In This Issue

Our first article, “Body and Soul: A Biblical Case for Dualism,” is written by Keith Loftin, ARC Book Review Editor and adjunct professor at Southeastern Bible College. Keith presents a biblical answer to the question, “Are humans strictly material beings (the view known as physicalism), or do they possess both material and immaterial parts (the view known as dualism)?” Keith shows how the writers of both the Old and New Testament, and the Lord Jesus, clearly taught a metaphysical distinction between soul and body. Jesus, for example, said, “Do not fear those who kill the body but are unable to kill the soul; but rather fear Him who is able to destroy both soul and body in hell” (Matt. 10:28). Keith also argues that the highly substantiated event of the resurrection of Christ (and the promise of believers’ resurrected bodies) reveals the distinction of the two parts of man, as well as their unity.

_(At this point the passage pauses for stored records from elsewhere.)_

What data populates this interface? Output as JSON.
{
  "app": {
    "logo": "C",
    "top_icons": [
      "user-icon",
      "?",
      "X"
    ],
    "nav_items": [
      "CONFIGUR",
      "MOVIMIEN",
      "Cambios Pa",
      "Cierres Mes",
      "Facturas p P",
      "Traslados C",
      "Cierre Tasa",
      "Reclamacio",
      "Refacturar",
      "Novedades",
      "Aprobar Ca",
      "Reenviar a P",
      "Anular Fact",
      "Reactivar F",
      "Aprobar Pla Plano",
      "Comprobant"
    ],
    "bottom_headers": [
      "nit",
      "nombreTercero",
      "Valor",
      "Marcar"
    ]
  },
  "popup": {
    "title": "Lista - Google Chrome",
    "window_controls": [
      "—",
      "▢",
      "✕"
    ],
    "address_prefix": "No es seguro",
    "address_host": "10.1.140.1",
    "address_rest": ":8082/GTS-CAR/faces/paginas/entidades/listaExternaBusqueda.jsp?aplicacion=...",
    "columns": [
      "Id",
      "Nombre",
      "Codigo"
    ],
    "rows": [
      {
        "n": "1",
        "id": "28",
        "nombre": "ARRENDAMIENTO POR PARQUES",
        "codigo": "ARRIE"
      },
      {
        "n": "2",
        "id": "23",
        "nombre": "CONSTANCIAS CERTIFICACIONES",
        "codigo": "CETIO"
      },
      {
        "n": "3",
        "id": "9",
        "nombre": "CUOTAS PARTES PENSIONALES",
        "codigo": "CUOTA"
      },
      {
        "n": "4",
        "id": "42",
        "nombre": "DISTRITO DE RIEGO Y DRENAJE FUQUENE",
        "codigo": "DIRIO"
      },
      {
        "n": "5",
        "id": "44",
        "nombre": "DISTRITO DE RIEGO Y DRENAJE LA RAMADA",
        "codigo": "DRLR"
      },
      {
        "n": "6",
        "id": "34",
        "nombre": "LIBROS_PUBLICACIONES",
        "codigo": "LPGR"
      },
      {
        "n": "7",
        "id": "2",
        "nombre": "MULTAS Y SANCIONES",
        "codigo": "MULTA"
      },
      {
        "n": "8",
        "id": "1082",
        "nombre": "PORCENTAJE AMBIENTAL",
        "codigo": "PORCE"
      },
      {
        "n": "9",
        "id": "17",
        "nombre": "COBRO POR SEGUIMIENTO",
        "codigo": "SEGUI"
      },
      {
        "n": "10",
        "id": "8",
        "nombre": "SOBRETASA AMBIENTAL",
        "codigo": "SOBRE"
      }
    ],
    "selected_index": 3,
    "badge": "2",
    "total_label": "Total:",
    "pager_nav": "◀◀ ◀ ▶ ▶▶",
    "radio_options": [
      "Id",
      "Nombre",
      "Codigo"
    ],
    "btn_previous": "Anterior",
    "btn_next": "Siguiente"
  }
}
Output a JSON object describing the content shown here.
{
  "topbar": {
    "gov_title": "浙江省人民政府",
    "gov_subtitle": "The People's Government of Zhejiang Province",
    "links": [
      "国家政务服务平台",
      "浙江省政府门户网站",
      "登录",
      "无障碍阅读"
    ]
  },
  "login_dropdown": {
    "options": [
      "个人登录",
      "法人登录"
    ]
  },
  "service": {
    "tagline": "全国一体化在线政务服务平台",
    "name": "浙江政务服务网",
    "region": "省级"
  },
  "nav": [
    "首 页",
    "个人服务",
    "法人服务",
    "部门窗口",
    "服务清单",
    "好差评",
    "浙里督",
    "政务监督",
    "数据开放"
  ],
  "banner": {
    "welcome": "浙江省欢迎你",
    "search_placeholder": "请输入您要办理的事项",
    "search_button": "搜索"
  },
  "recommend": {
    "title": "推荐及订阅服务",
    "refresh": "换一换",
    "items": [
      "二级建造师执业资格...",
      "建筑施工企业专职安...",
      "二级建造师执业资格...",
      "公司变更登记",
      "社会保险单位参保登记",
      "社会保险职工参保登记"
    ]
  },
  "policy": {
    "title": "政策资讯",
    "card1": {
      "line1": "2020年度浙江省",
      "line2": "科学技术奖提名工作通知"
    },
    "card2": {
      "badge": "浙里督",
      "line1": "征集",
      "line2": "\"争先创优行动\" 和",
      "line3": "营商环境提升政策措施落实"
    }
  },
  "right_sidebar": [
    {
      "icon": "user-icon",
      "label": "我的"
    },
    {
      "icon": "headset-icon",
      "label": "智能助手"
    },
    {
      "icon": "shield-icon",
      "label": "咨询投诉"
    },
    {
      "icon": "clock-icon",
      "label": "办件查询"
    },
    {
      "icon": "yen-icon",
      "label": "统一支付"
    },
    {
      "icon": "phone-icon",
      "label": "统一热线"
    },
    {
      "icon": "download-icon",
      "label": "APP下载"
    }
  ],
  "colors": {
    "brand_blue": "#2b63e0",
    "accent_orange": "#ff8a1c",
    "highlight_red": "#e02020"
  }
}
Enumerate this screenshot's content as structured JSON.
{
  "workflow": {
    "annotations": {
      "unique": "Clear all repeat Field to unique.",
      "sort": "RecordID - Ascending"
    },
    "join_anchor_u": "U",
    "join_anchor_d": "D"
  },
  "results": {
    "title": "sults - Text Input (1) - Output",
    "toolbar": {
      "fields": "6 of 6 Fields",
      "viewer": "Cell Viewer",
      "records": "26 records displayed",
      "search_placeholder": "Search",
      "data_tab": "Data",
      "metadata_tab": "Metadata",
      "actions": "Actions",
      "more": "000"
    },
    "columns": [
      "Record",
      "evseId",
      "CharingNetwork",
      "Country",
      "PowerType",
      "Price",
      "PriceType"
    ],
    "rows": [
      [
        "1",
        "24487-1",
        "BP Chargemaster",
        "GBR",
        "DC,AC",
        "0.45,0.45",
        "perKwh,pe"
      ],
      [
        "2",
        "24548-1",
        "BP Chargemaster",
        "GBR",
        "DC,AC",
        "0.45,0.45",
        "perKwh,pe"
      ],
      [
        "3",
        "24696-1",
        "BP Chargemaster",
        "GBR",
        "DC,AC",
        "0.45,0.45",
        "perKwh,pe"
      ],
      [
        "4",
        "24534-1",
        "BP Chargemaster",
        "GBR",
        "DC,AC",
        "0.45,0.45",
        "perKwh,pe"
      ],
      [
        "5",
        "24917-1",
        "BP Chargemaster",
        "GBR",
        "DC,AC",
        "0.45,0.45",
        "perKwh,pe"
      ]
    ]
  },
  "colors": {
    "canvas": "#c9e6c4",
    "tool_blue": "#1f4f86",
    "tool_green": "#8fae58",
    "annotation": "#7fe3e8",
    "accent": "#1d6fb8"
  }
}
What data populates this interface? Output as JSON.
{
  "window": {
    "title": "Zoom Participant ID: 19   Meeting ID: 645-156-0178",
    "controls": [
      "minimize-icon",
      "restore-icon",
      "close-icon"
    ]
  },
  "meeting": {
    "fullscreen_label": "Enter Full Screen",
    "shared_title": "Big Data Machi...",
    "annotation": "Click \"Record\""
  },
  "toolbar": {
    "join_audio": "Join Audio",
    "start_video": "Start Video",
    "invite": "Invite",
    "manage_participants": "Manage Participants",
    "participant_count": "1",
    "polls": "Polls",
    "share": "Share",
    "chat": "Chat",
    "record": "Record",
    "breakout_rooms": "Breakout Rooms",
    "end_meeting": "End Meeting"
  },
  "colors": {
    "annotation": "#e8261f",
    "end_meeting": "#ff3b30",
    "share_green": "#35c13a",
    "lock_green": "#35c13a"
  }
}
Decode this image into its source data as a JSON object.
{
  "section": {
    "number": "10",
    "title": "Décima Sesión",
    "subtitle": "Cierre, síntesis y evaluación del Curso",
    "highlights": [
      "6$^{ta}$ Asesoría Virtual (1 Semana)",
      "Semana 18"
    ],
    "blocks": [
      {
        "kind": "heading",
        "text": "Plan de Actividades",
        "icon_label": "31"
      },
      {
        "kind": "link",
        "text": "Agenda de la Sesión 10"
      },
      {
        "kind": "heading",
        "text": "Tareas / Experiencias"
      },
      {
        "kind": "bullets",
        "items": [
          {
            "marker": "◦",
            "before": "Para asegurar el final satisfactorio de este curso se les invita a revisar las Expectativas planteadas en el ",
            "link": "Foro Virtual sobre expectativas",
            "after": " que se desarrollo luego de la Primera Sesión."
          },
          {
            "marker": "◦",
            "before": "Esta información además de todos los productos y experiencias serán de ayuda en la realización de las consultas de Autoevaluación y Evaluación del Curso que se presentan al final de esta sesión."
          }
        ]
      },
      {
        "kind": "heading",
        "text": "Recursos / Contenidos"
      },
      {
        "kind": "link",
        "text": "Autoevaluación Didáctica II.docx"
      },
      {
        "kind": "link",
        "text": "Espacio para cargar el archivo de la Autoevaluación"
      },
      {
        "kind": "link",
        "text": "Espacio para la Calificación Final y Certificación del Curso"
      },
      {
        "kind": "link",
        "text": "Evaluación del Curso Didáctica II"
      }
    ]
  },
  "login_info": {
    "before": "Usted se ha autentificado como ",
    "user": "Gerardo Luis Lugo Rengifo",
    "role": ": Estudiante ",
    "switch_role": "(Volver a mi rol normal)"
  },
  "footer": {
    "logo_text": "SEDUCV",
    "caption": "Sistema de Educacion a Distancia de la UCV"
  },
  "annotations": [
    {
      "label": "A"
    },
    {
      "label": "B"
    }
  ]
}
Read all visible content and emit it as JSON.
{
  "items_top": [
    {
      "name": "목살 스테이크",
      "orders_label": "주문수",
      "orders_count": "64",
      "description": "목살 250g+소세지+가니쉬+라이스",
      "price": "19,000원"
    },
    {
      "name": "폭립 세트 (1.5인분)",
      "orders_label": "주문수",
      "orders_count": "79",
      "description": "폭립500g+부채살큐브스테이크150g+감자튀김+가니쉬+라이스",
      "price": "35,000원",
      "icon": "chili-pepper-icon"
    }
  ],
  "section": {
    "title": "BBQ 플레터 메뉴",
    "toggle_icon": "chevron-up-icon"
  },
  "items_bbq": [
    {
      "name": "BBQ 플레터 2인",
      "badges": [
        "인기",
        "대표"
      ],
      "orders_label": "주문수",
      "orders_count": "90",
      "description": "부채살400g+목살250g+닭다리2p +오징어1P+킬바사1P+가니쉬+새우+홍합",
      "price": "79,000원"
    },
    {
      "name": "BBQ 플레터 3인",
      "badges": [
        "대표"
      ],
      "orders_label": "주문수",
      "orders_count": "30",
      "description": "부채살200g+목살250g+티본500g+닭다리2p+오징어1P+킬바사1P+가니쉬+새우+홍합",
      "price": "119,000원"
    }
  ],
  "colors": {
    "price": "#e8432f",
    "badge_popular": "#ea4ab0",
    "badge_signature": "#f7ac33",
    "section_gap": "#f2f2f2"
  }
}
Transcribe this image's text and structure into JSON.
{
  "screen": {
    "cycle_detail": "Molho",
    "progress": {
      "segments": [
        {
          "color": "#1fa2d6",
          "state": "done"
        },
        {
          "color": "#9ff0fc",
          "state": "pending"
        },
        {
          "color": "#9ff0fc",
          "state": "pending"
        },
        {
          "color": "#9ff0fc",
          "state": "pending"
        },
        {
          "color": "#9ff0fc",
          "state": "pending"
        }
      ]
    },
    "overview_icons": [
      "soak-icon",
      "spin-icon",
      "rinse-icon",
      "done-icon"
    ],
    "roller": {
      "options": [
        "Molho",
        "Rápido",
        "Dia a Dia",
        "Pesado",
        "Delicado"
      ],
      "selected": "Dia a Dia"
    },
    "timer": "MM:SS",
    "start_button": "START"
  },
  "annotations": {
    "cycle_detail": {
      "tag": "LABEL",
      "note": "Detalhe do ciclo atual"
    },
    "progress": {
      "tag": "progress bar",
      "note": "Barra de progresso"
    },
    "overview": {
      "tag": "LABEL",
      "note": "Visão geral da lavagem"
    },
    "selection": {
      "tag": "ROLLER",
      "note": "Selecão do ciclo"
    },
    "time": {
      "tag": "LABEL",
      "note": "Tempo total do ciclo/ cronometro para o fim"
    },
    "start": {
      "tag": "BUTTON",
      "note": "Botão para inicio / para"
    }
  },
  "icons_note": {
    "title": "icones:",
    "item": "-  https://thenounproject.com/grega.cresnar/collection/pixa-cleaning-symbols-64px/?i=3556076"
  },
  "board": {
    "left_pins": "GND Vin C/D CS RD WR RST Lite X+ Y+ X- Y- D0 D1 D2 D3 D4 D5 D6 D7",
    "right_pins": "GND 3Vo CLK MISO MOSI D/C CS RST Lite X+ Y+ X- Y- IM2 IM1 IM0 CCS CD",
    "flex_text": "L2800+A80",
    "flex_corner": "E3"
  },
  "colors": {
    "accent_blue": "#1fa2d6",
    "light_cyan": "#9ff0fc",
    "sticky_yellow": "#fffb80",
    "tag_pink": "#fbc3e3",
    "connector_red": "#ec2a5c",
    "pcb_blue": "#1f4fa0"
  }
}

Our second article, “A Philosophical Case for Mind-Body Dualism,” is written by James Spiegel, Professor of Philosophy at Taylor University. He, too, argues for mind-body dualism against physicalism, but from a philosophical perspective. Dr. Spiegel presents an overview of the most influential philosophers who historically promoted mind-body dualism, beginning with Descartes. He also offers the argument of Near-Death Experience to help validate that mental events can occur apart from the brain. He then deals with the question of how natural (brain) and non-material (mind/soul) substances interact, and he determines that, all things considered, “mind-body dualism is the most reasonable position regarding the nature of the mind.”

Our next article is written by Angus J. L. Menuge, Professor of Philosophy and Computer Science at Concordia University, titled, “What’s Wrong with Evolutionary Psychology?” Dr. Menuge responds to Steven Pinker, Daniel Dennett, and Richard Dawkins’ Darwinian view of the mind as a purely mechanical, physical entity. He concludes that a “dogmatic commitment to materialism leads to a self-defeating loss of confidence in human rationality and a corruption of the scientific method,” and is thus self-refuting. We are also grateful to Dr. Menuge for his valuable editorial advice throughout the production of this issue of Areopagus Journal. The last article is by Denyse O’Leary, titled, “How Medicine Lost—and then Slowly Regained—its Mind.” O’Leary builds the case that the initial popularity for mechanistic and materialistic theories of the mind in the field of medicine has been significantly undermined by the “extensive documentation” of the role of spirituality in healing and maintaining and improving health.

Also included in this Areopagus Journal issue is a review of the book, In Search of the Soul: Four Views of the Mind-Body Problem. This book presents four Christian perspectives on the mind-body problem and allows for criticism by those of different views. All-in-all, this issue of Areopagus provides a thorough and helpful critique of the materialist view of human nature that is becoming more popular in our culture.

Craig Branch is Director of the Apologetics Resource Center, Birmingham, Alabama.

Notes

1 For an excellent theological study of the composition of our human nature made in the image of God, and a response to the errors mentioned above, see Anthony Hoekema’s Created in God’s Image (Grand Rapids: Eerdmans, 1986).
2 Michael Spencer, “The Coming Evangelical Collapse,”
Christian Science Monitor (March 10, 2009).

3 W.B Provine, Origins Research 16(1), p. 9, 1994.
4 Steven Pinker “The Mystery of Consciousness”
Time (Jan 19, 2007).
5 Ibid.

Recommended Books

The Spiritual Brain: A Neuroscientist’s Case for the Existence of the Soul
Mario Beauregard and Denyse O’Leary (HarperOne).

Body, Soul, and Life Everlasting: Biblical Anthropology and the Monism-Dualism Debate John W. Cooper (Eerdmans).

In Search of the Soul: Four Views of the
Mind-Body Problem

Joel B. Green and Stuart L. Palmer, eds, (IVP).

(First published in the Areopagus Journal Vol 8 No 6 – Nov/Dec 2008)